> **WHAT YOU WILL DO**
The lines to find are those in the entries that hold the word "JSON"; copy every one of them.

> **AVAILABLE DATA**
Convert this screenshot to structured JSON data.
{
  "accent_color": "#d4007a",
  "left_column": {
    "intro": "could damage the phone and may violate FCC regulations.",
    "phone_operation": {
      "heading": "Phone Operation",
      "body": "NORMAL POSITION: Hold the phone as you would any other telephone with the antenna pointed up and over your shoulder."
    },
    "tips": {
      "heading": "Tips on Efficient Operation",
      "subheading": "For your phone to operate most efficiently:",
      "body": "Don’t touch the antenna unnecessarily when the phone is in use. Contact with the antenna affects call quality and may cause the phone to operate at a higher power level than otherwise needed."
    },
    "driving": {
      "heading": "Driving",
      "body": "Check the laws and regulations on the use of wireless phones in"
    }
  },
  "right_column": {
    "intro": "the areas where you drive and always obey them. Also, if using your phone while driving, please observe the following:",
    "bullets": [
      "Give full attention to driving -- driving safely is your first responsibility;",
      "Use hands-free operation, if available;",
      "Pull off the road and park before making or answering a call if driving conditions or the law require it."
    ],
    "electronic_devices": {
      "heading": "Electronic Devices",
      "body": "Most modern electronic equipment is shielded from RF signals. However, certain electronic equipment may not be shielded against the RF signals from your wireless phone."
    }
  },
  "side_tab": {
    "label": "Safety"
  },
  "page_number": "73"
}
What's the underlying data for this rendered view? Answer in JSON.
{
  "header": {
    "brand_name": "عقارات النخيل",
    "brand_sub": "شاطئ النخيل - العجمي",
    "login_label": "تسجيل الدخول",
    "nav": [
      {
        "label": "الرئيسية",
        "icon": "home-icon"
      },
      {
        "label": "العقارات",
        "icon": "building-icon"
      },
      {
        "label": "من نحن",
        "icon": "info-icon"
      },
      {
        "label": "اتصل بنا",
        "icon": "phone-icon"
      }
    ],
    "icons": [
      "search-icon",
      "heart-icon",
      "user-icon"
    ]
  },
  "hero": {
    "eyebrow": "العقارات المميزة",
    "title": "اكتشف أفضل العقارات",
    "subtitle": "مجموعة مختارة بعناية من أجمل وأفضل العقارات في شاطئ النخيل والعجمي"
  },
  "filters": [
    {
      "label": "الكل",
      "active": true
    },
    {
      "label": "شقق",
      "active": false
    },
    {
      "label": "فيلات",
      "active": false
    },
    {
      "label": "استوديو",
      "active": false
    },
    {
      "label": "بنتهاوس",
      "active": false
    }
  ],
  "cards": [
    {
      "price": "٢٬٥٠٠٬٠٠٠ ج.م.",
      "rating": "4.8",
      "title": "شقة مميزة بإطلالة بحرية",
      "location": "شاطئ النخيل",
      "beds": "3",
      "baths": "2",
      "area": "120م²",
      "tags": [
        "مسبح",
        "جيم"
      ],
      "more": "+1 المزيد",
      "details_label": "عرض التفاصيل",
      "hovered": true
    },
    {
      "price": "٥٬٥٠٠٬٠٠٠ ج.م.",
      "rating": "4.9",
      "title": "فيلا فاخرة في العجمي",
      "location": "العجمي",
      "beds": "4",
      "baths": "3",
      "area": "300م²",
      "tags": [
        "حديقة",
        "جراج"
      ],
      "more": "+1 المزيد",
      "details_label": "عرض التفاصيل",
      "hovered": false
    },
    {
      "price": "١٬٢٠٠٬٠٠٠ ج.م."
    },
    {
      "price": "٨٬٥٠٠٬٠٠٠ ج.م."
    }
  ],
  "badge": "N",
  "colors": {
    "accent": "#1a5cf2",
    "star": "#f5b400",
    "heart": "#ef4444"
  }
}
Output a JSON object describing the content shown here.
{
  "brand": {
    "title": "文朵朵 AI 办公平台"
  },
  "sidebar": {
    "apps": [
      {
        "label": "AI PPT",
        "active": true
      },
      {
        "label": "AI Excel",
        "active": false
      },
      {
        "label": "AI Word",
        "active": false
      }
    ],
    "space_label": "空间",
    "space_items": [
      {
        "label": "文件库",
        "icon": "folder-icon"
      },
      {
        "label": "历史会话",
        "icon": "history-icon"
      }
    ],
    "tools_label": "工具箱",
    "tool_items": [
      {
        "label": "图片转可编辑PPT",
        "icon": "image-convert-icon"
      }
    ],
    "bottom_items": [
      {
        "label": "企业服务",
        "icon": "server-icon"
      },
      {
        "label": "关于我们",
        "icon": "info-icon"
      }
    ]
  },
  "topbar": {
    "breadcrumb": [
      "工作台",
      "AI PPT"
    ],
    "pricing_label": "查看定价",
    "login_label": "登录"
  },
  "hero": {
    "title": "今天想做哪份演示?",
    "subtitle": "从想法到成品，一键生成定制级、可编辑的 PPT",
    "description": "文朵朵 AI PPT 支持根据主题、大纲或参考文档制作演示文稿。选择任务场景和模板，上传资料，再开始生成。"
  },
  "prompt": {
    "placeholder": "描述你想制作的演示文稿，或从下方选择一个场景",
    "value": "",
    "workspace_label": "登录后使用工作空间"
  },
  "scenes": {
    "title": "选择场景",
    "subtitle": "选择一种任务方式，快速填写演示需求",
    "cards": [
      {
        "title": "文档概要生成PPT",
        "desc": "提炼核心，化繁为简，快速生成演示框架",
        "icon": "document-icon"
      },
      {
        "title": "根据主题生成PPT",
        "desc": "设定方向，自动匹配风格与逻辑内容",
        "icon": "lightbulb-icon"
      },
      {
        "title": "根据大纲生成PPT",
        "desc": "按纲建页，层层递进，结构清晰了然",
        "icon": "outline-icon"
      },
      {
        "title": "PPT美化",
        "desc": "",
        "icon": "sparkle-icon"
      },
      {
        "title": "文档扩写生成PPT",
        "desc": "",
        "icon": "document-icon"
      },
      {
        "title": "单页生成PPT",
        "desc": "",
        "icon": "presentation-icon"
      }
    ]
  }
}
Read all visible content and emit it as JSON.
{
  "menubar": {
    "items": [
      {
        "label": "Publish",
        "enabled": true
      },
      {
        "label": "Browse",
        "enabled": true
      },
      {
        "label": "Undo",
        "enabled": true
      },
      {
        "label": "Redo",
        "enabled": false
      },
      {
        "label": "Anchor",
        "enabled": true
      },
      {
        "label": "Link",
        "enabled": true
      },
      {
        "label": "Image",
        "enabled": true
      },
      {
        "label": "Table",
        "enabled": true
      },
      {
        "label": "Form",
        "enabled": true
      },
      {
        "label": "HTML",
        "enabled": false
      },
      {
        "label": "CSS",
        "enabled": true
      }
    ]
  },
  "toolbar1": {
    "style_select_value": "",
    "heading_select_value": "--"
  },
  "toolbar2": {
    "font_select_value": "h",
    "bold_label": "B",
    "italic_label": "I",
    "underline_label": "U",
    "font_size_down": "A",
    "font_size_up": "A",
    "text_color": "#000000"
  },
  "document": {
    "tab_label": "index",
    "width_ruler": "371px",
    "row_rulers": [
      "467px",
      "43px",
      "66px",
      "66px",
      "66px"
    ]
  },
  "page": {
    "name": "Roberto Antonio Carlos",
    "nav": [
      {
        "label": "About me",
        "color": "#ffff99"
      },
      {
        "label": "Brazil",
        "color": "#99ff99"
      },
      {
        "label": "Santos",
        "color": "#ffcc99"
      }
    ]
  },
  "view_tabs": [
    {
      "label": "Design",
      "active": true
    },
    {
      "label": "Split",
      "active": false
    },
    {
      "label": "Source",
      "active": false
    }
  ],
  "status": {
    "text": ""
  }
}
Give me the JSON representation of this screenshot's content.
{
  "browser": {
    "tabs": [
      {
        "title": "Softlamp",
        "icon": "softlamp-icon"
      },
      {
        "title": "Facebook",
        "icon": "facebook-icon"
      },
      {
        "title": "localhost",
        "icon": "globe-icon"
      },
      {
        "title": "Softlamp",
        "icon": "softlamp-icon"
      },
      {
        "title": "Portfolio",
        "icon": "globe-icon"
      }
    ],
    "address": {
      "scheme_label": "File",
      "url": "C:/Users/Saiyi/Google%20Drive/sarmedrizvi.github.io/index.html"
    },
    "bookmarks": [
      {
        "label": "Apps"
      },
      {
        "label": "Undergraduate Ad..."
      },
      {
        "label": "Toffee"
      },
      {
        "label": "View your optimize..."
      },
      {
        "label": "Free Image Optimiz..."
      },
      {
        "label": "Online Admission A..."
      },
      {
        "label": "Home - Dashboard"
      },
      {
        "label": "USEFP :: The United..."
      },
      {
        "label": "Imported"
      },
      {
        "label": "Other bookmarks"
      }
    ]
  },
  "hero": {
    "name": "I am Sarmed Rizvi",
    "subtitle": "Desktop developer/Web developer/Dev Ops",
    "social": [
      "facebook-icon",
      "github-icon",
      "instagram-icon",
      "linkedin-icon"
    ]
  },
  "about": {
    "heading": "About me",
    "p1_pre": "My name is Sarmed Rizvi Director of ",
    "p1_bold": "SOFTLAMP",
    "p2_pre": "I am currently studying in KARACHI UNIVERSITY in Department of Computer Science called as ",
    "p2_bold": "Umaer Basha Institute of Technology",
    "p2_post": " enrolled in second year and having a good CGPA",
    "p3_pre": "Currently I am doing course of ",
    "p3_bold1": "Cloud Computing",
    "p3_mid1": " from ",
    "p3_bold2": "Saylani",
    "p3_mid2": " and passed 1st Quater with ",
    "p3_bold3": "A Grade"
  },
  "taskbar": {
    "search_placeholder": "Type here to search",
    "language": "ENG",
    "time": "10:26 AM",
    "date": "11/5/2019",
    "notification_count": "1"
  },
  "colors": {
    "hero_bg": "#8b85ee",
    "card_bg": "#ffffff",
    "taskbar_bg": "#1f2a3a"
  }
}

> **EXPECTED ANSWER**
Convert this screenshot to structured JSON data.
What's the underlying data for this rendered view? Answer in JSON.
Output a JSON object describing the content shown here.
Read all visible content and emit it as JSON.
Give me the JSON representation of this screenshot's content.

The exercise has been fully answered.